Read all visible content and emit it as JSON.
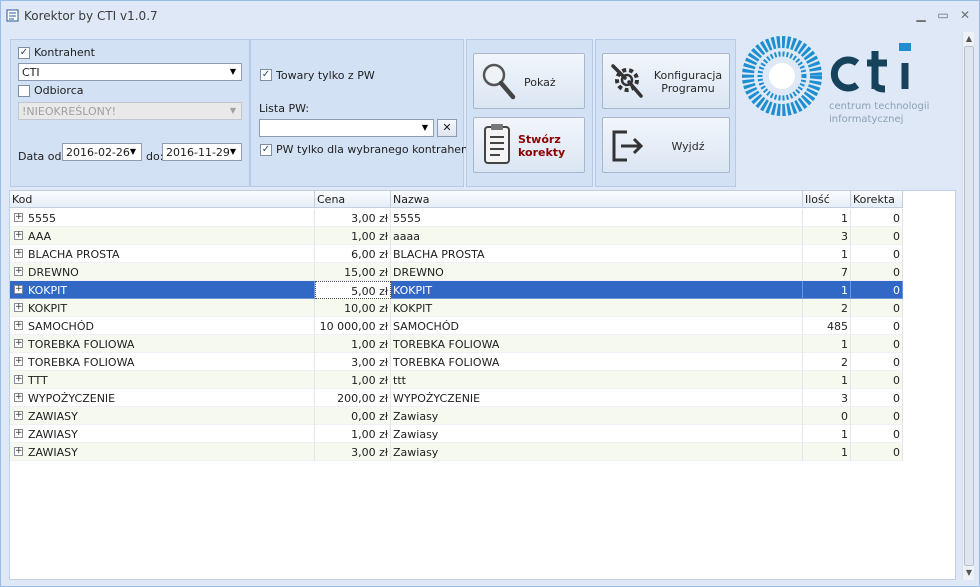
{
  "window": {
    "title": "Korektor by CTI v1.0.7"
  },
  "filters": {
    "kontrahent_label": "Kontrahent",
    "kontrahent_checked": true,
    "kontrahent_value": "CTI",
    "odbiorca_label": "Odbiorca",
    "odbiorca_checked": false,
    "odbiorca_value": "!NIEOKREŚLONY!",
    "date_from_label": "Data od:",
    "date_from": "2016-02-26",
    "date_to_label": "do:",
    "date_to": "2016-11-29"
  },
  "pw": {
    "towary_label": "Towary tylko z PW",
    "towary_checked": true,
    "lista_label": "Lista PW:",
    "lista_value": "",
    "clear_label": "✕",
    "tylko_label": "PW tylko dla wybranego kontrahenta",
    "tylko_checked": true
  },
  "buttons": {
    "pokaz": "Pokaż",
    "stworz_line1": "Stwórz",
    "stworz_line2": "korekty",
    "konfig_line1": "Konfiguracja",
    "konfig_line2": "Programu",
    "wyjdz": "Wyjdź"
  },
  "logo": {
    "brand": "cti",
    "tagline1": "centrum technologii",
    "tagline2": "informatycznej"
  },
  "grid": {
    "columns": [
      "Kod",
      "Cena",
      "Nazwa",
      "Ilość",
      "Korekta"
    ],
    "rows": [
      {
        "kod": "5555",
        "cena": "3,00 zł",
        "nazwa": "5555",
        "ilosc": "1",
        "korekta": "0"
      },
      {
        "kod": "AAA",
        "cena": "1,00 zł",
        "nazwa": "aaaa",
        "ilosc": "3",
        "korekta": "0"
      },
      {
        "kod": "BLACHA PROSTA",
        "cena": "6,00 zł",
        "nazwa": "BLACHA PROSTA",
        "ilosc": "1",
        "korekta": "0"
      },
      {
        "kod": "DREWNO",
        "cena": "15,00 zł",
        "nazwa": "DREWNO",
        "ilosc": "7",
        "korekta": "0"
      },
      {
        "kod": "KOKPIT",
        "cena": "5,00 zł",
        "nazwa": "KOKPIT",
        "ilosc": "1",
        "korekta": "0"
      },
      {
        "kod": "KOKPIT",
        "cena": "10,00 zł",
        "nazwa": "KOKPIT",
        "ilosc": "2",
        "korekta": "0"
      },
      {
        "kod": "SAMOCHÓD",
        "cena": "10 000,00 zł",
        "nazwa": "SAMOCHÓD",
        "ilosc": "485",
        "korekta": "0"
      },
      {
        "kod": "TOREBKA FOLIOWA",
        "cena": "1,00 zł",
        "nazwa": "TOREBKA FOLIOWA",
        "ilosc": "1",
        "korekta": "0"
      },
      {
        "kod": "TOREBKA FOLIOWA",
        "cena": "3,00 zł",
        "nazwa": "TOREBKA FOLIOWA",
        "ilosc": "2",
        "korekta": "0"
      },
      {
        "kod": "TTT",
        "cena": "1,00 zł",
        "nazwa": "ttt",
        "ilosc": "1",
        "korekta": "0"
      },
      {
        "kod": "WYPOŻYCZENIE",
        "cena": "200,00 zł",
        "nazwa": "WYPOŻYCZENIE",
        "ilosc": "3",
        "korekta": "0"
      },
      {
        "kod": "ZAWIASY",
        "cena": "0,00 zł",
        "nazwa": "Zawiasy",
        "ilosc": "0",
        "korekta": "0"
      },
      {
        "kod": "ZAWIASY",
        "cena": "1,00 zł",
        "nazwa": "Zawiasy",
        "ilosc": "1",
        "korekta": "0"
      },
      {
        "kod": "ZAWIASY",
        "cena": "3,00 zł",
        "nazwa": "Zawiasy",
        "ilosc": "1",
        "korekta": "0"
      }
    ],
    "selected_index": 4
  },
  "colors": {
    "selection": "#3168c6",
    "logo_blue": "#1d8fd1",
    "logo_dark": "#16425c",
    "stworz_text": "#8b0000"
  },
  "icons": {
    "app": "app-icon",
    "pokaz": "magnifier-icon",
    "stworz": "document-list-icon",
    "konfig": "wrench-gear-icon",
    "wyjdz": "exit-door-icon",
    "expand": "plus-box-icon"
  }
}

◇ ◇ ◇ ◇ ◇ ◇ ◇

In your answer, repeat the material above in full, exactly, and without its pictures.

_Answer section_
Read all visible content and emit it as JSON.
{
  "window": {
    "title": "Korektor by CTI v1.0.7"
  },
  "filters": {
    "kontrahent_label": "Kontrahent",
    "kontrahent_checked": true,
    "kontrahent_value": "CTI",
    "odbiorca_label": "Odbiorca",
    "odbiorca_checked": false,
    "odbiorca_value": "!NIEOKREŚLONY!",
    "date_from_label": "Data od:",
    "date_from": "2016-02-26",
    "date_to_label": "do:",
    "date_to": "2016-11-29"
  },
  "pw": {
    "towary_label": "Towary tylko z PW",
    "towary_checked": true,
    "lista_label": "Lista PW:",
    "lista_value": "",
    "clear_label": "✕",
    "tylko_label": "PW tylko dla wybranego kontrahenta",
    "tylko_checked": true
  },
  "buttons": {
    "pokaz": "Pokaż",
    "stworz_line1": "Stwórz",
    "stworz_line2": "korekty",
    "konfig_line1": "Konfiguracja",
    "konfig_line2": "Programu",
    "wyjdz": "Wyjdź"
  },
  "logo": {
    "brand": "cti",
    "tagline1": "centrum technologii",
    "tagline2": "informatycznej"
  },
  "grid": {
    "columns": [
      "Kod",
      "Cena",
      "Nazwa",
      "Ilość",
      "Korekta"
    ],
    "rows": [
      {
        "kod": "5555",
        "cena": "3,00 zł",
        "nazwa": "5555",
        "ilosc": "1",
        "korekta": "0"
      },
      {
        "kod": "AAA",
        "cena": "1,00 zł",
        "nazwa": "aaaa",
        "ilosc": "3",
        "korekta": "0"
      },
      {
        "kod": "BLACHA PROSTA",
        "cena": "6,00 zł",
        "nazwa": "BLACHA PROSTA",
        "ilosc": "1",
        "korekta": "0"
      },
      {
        "kod": "DREWNO",
        "cena": "15,00 zł",
        "nazwa": "DREWNO",
        "ilosc": "7",
        "korekta": "0"
      },
      {
        "kod": "KOKPIT",
        "cena": "5,00 zł",
        "nazwa": "KOKPIT",
        "ilosc": "1",
        "korekta": "0"
      },
      {
        "kod": "KOKPIT",
        "cena": "10,00 zł",
        "nazwa": "KOKPIT",
        "ilosc": "2",
        "korekta": "0"
      },
      {
        "kod": "SAMOCHÓD",
        "cena": "10 000,00 zł",
        "nazwa": "SAMOCHÓD",
        "ilosc": "485",
        "korekta": "0"
      },
      {
        "kod": "TOREBKA FOLIOWA",
        "cena": "1,00 zł",
        "nazwa": "TOREBKA FOLIOWA",
        "ilosc": "1",
        "korekta": "0"
      },
      {
        "kod": "TOREBKA FOLIOWA",
        "cena": "3,00 zł",
        "nazwa": "TOREBKA FOLIOWA",
        "ilosc": "2",
        "korekta": "0"
      },
      {
        "kod": "TTT",
        "cena": "1,00 zł",
        "nazwa": "ttt",
        "ilosc": "1",
        "korekta": "0"
      },
      {
        "kod": "WYPOŻYCZENIE",
        "cena": "200,00 zł",
        "nazwa": "WYPOŻYCZENIE",
        "ilosc": "3",
        "korekta": "0"
      },
      {
        "kod": "ZAWIASY",
        "cena": "0,00 zł",
        "nazwa": "Zawiasy",
        "ilosc": "0",
        "korekta": "0"
      },
      {
        "kod": "ZAWIASY",
        "cena": "1,00 zł",
        "nazwa": "Zawiasy",
        "ilosc": "1",
        "korekta": "0"
      },
      {
        "kod": "ZAWIASY",
        "cena": "3,00 zł",
        "nazwa": "Zawiasy",
        "ilosc": "1",
        "korekta": "0"
      }
    ],
    "selected_index": 4
  },
  "colors": {
    "selection": "#3168c6",
    "logo_blue": "#1d8fd1",
    "logo_dark": "#16425c",
    "stworz_text": "#8b0000"
  },
  "icons": {
    "app": "app-icon",
    "pokaz": "magnifier-icon",
    "stworz": "document-list-icon",
    "konfig": "wrench-gear-icon",
    "wyjdz": "exit-door-icon",
    "expand": "plus-box-icon"
  }
}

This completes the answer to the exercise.